(Entries taken from a collection)
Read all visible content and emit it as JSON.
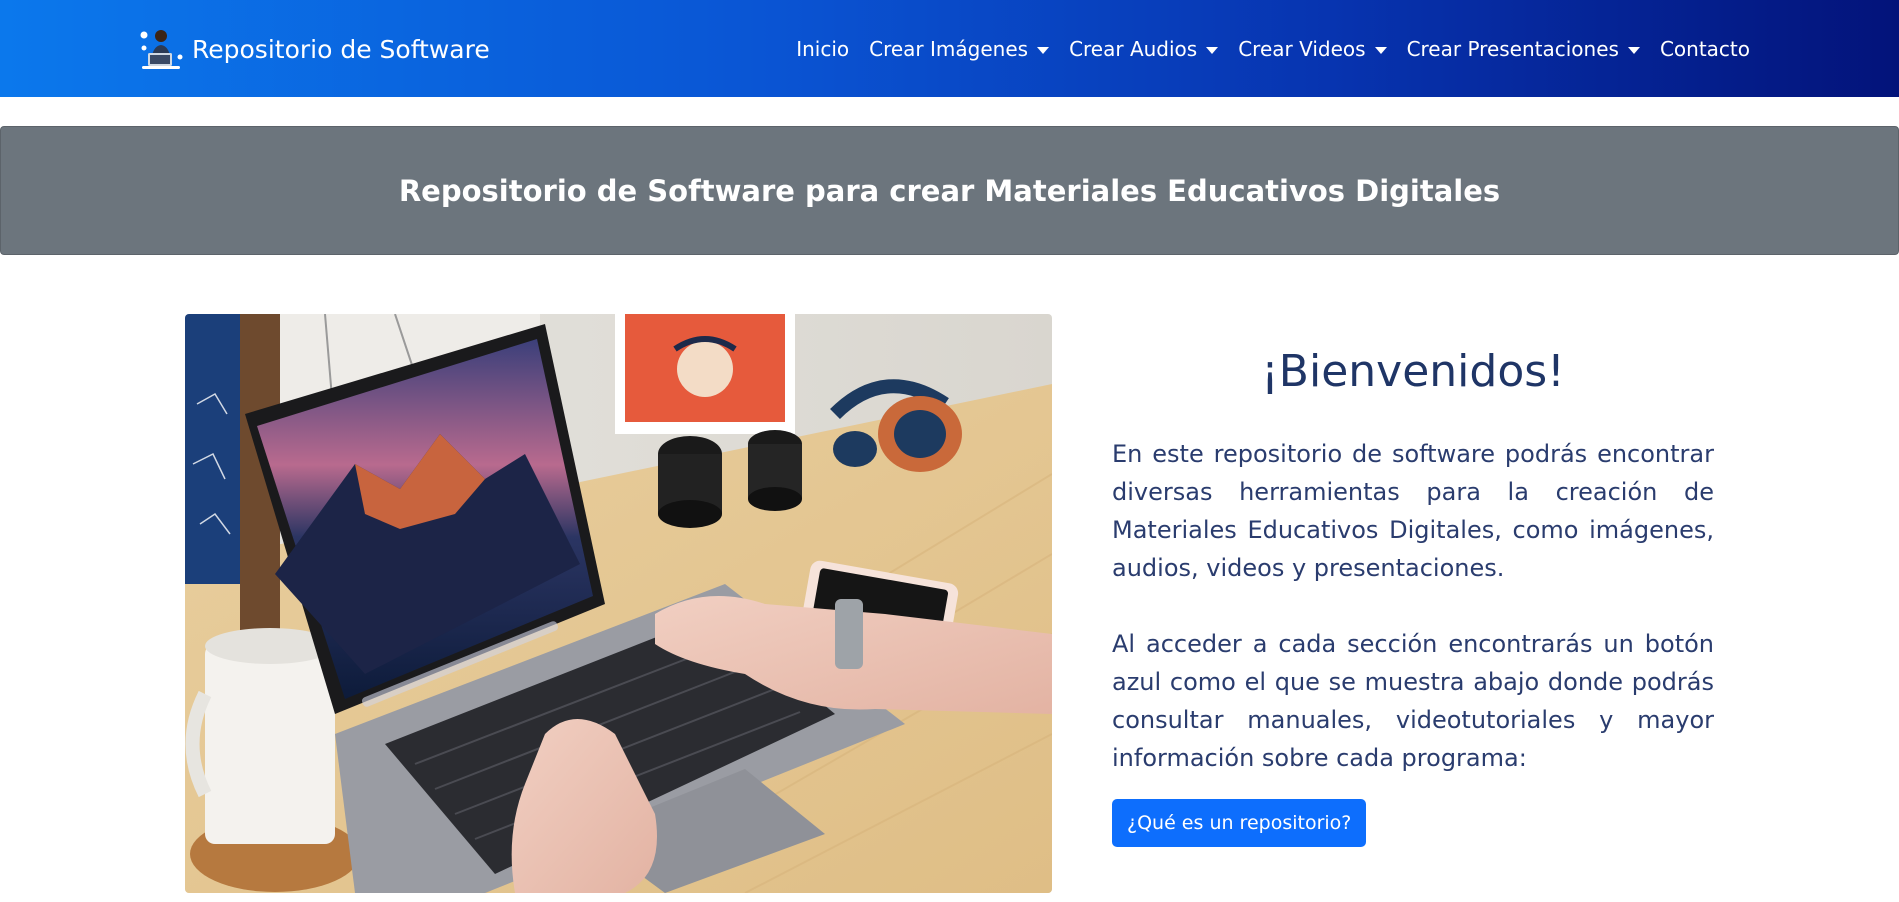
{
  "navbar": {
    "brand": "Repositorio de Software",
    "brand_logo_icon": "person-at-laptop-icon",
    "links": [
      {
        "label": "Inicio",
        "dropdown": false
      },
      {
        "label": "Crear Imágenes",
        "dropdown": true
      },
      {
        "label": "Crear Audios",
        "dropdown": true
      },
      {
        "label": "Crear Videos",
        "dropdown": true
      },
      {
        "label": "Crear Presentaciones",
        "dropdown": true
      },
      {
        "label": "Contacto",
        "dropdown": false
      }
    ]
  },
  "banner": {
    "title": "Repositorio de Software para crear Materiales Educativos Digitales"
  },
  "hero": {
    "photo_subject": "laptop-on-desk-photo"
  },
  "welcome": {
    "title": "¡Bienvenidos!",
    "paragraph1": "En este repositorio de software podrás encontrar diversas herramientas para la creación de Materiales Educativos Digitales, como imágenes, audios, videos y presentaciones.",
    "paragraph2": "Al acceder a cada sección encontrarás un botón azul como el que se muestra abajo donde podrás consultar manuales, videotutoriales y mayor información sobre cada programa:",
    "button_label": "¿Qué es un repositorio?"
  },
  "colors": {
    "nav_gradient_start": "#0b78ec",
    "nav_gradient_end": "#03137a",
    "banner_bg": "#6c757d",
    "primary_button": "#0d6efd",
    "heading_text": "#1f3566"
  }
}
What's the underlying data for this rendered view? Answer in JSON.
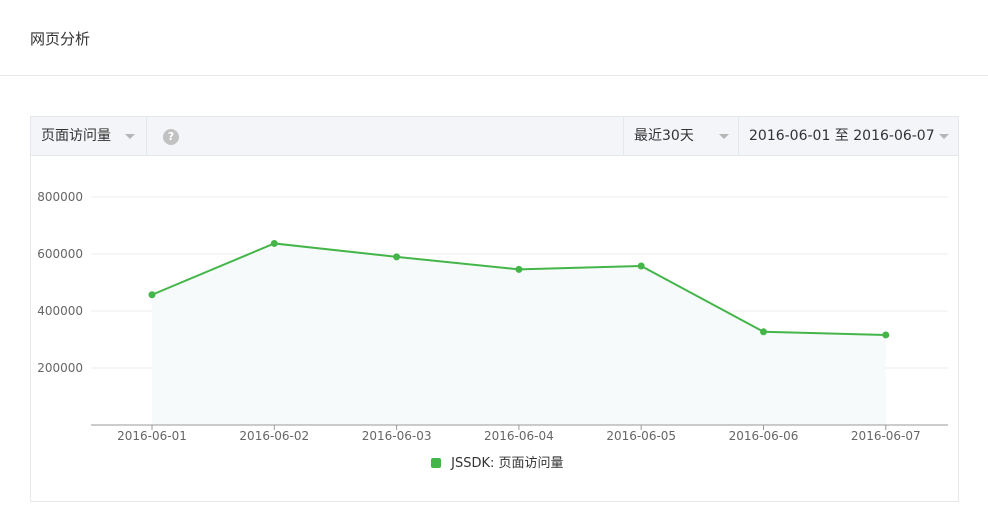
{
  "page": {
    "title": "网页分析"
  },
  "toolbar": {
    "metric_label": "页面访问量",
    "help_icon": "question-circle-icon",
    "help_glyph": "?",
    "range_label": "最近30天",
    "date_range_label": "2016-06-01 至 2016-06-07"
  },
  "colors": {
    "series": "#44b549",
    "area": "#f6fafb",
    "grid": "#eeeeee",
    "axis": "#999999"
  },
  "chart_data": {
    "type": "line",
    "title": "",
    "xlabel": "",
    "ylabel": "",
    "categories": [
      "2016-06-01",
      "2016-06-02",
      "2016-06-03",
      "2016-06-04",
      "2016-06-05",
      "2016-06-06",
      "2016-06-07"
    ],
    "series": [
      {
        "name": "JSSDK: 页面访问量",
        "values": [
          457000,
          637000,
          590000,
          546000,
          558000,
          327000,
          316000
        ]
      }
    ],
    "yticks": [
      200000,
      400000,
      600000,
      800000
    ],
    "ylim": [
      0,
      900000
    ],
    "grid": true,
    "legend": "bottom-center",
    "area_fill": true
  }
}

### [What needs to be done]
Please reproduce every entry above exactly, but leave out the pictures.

### [Response area]
Read all visible content and emit it as JSON.
{
  "navbar": {
    "brand": "Repositorio de Software",
    "brand_logo_icon": "person-at-laptop-icon",
    "links": [
      {
        "label": "Inicio",
        "dropdown": false
      },
      {
        "label": "Crear Imágenes",
        "dropdown": true
      },
      {
        "label": "Crear Audios",
        "dropdown": true
      },
      {
        "label": "Crear Videos",
        "dropdown": true
      },
      {
        "label": "Crear Presentaciones",
        "dropdown": true
      },
      {
        "label": "Contacto",
        "dropdown": false
      }
    ]
  },
  "banner": {
    "title": "Repositorio de Software para crear Materiales Educativos Digitales"
  },
  "hero": {
    "photo_subject": "laptop-on-desk-photo"
  },
  "welcome": {
    "title": "¡Bienvenidos!",
    "paragraph1": "En este repositorio de software podrás encontrar diversas herramientas para la creación de Materiales Educativos Digitales, como imágenes, audios, videos y presentaciones.",
    "paragraph2": "Al acceder a cada sección encontrarás un botón azul como el que se muestra abajo donde podrás consultar manuales, videotutoriales y mayor información sobre cada programa:",
    "button_label": "¿Qué es un repositorio?"
  },
  "colors": {
    "nav_gradient_start": "#0b78ec",
    "nav_gradient_end": "#03137a",
    "banner_bg": "#6c757d",
    "primary_button": "#0d6efd",
    "heading_text": "#1f3566"
  }
}
What's the underlying data for this rendered view? Answer in JSON.
{
  "page": {
    "title": "网页分析"
  },
  "toolbar": {
    "metric_label": "页面访问量",
    "help_icon": "question-circle-icon",
    "help_glyph": "?",
    "range_label": "最近30天",
    "date_range_label": "2016-06-01 至 2016-06-07"
  },
  "colors": {
    "series": "#44b549",
    "area": "#f6fafb",
    "grid": "#eeeeee",
    "axis": "#999999"
  },
  "chart_data": {
    "type": "line",
    "title": "",
    "xlabel": "",
    "ylabel": "",
    "categories": [
      "2016-06-01",
      "2016-06-02",
      "2016-06-03",
      "2016-06-04",
      "2016-06-05",
      "2016-06-06",
      "2016-06-07"
    ],
    "series": [
      {
        "name": "JSSDK: 页面访问量",
        "values": [
          457000,
          637000,
          590000,
          546000,
          558000,
          327000,
          316000
        ]
      }
    ],
    "yticks": [
      200000,
      400000,
      600000,
      800000
    ],
    "ylim": [
      0,
      900000
    ],
    "grid": true,
    "legend": "bottom-center",
    "area_fill": true
  }
}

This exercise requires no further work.